#### DATA TO PROCESS

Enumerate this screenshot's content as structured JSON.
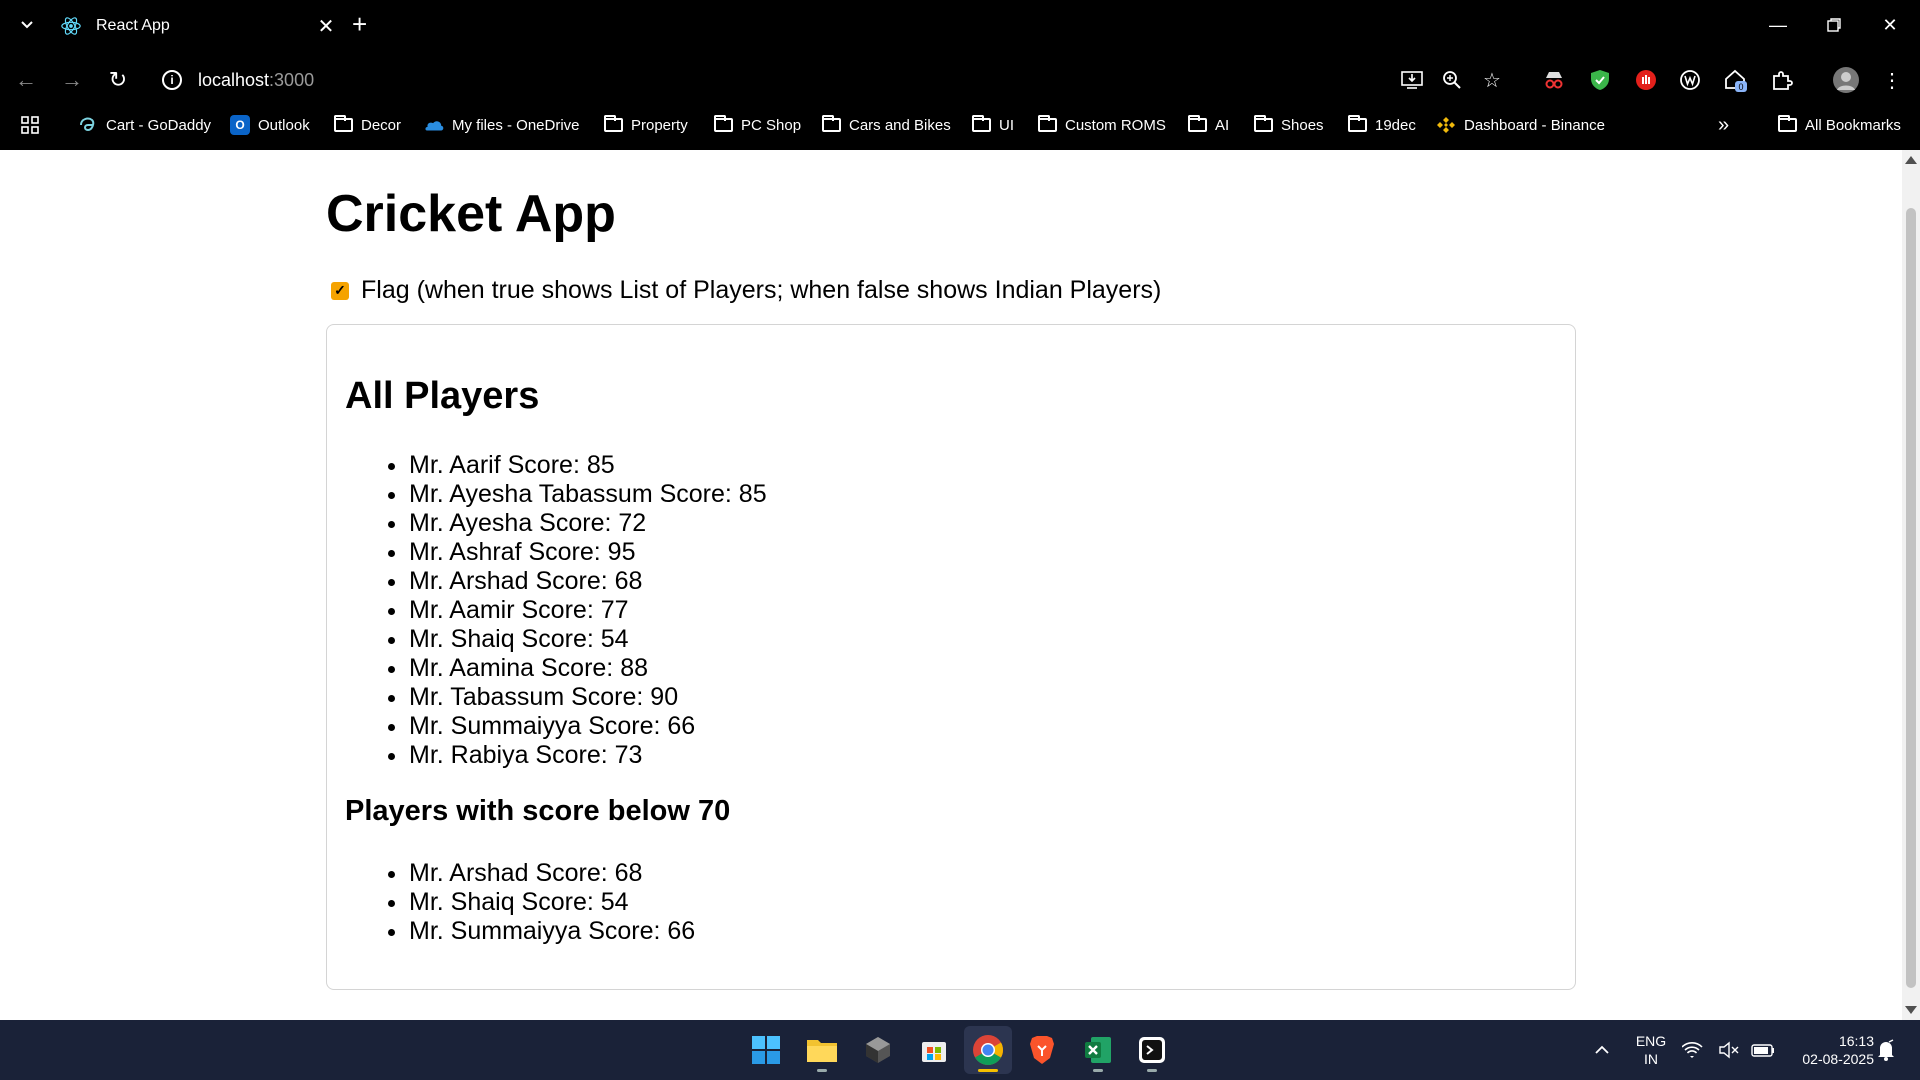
{
  "browser": {
    "tab_title": "React App",
    "url_host": "localhost",
    "url_port": ":3000",
    "bookmarks": [
      {
        "label": "Cart - GoDaddy",
        "icon": "godaddy-icon"
      },
      {
        "label": "Outlook",
        "icon": "outlook-icon"
      },
      {
        "label": "Decor",
        "icon": "folder-icon"
      },
      {
        "label": "My files - OneDrive",
        "icon": "onedrive-icon"
      },
      {
        "label": "Property",
        "icon": "folder-icon"
      },
      {
        "label": "PC Shop",
        "icon": "folder-icon"
      },
      {
        "label": "Cars and Bikes",
        "icon": "folder-icon"
      },
      {
        "label": "UI",
        "icon": "folder-icon"
      },
      {
        "label": "Custom ROMS",
        "icon": "folder-icon"
      },
      {
        "label": "AI",
        "icon": "folder-icon"
      },
      {
        "label": "Shoes",
        "icon": "folder-icon"
      },
      {
        "label": "19dec",
        "icon": "folder-icon"
      },
      {
        "label": "Dashboard - Binance",
        "icon": "binance-icon"
      }
    ],
    "all_bookmarks": "All Bookmarks",
    "extension_badge": "0"
  },
  "page": {
    "title": "Cricket App",
    "flag_checked": true,
    "flag_label": "Flag (when true shows List of Players; when false shows Indian Players)",
    "all_heading": "All Players",
    "all_players": [
      "Mr. Aarif Score: 85",
      "Mr. Ayesha Tabassum Score: 85",
      "Mr. Ayesha Score: 72",
      "Mr. Ashraf Score: 95",
      "Mr. Arshad Score: 68",
      "Mr. Aamir Score: 77",
      "Mr. Shaiq Score: 54",
      "Mr. Aamina Score: 88",
      "Mr. Tabassum Score: 90",
      "Mr. Summaiyya Score: 66",
      "Mr. Rabiya Score: 73"
    ],
    "below_heading": "Players with score below 70",
    "below_players": [
      "Mr. Arshad Score: 68",
      "Mr. Shaiq Score: 54",
      "Mr. Summaiyya Score: 66"
    ]
  },
  "taskbar": {
    "lang_top": "ENG",
    "lang_bottom": "IN",
    "time": "16:13",
    "date": "02-08-2025"
  },
  "colors": {
    "checkbox_accent": "#f5a300",
    "taskbar_bg": "#1a2238"
  }
}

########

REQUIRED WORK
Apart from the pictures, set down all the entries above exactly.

RESULT
Enumerate this screenshot's content as structured JSON.
{
  "browser": {
    "tab_title": "React App",
    "url_host": "localhost",
    "url_port": ":3000",
    "bookmarks": [
      {
        "label": "Cart - GoDaddy",
        "icon": "godaddy-icon"
      },
      {
        "label": "Outlook",
        "icon": "outlook-icon"
      },
      {
        "label": "Decor",
        "icon": "folder-icon"
      },
      {
        "label": "My files - OneDrive",
        "icon": "onedrive-icon"
      },
      {
        "label": "Property",
        "icon": "folder-icon"
      },
      {
        "label": "PC Shop",
        "icon": "folder-icon"
      },
      {
        "label": "Cars and Bikes",
        "icon": "folder-icon"
      },
      {
        "label": "UI",
        "icon": "folder-icon"
      },
      {
        "label": "Custom ROMS",
        "icon": "folder-icon"
      },
      {
        "label": "AI",
        "icon": "folder-icon"
      },
      {
        "label": "Shoes",
        "icon": "folder-icon"
      },
      {
        "label": "19dec",
        "icon": "folder-icon"
      },
      {
        "label": "Dashboard - Binance",
        "icon": "binance-icon"
      }
    ],
    "all_bookmarks": "All Bookmarks",
    "extension_badge": "0"
  },
  "page": {
    "title": "Cricket App",
    "flag_checked": true,
    "flag_label": "Flag (when true shows List of Players; when false shows Indian Players)",
    "all_heading": "All Players",
    "all_players": [
      "Mr. Aarif Score: 85",
      "Mr. Ayesha Tabassum Score: 85",
      "Mr. Ayesha Score: 72",
      "Mr. Ashraf Score: 95",
      "Mr. Arshad Score: 68",
      "Mr. Aamir Score: 77",
      "Mr. Shaiq Score: 54",
      "Mr. Aamina Score: 88",
      "Mr. Tabassum Score: 90",
      "Mr. Summaiyya Score: 66",
      "Mr. Rabiya Score: 73"
    ],
    "below_heading": "Players with score below 70",
    "below_players": [
      "Mr. Arshad Score: 68",
      "Mr. Shaiq Score: 54",
      "Mr. Summaiyya Score: 66"
    ]
  },
  "taskbar": {
    "lang_top": "ENG",
    "lang_bottom": "IN",
    "time": "16:13",
    "date": "02-08-2025"
  },
  "colors": {
    "checkbox_accent": "#f5a300",
    "taskbar_bg": "#1a2238"
  }
}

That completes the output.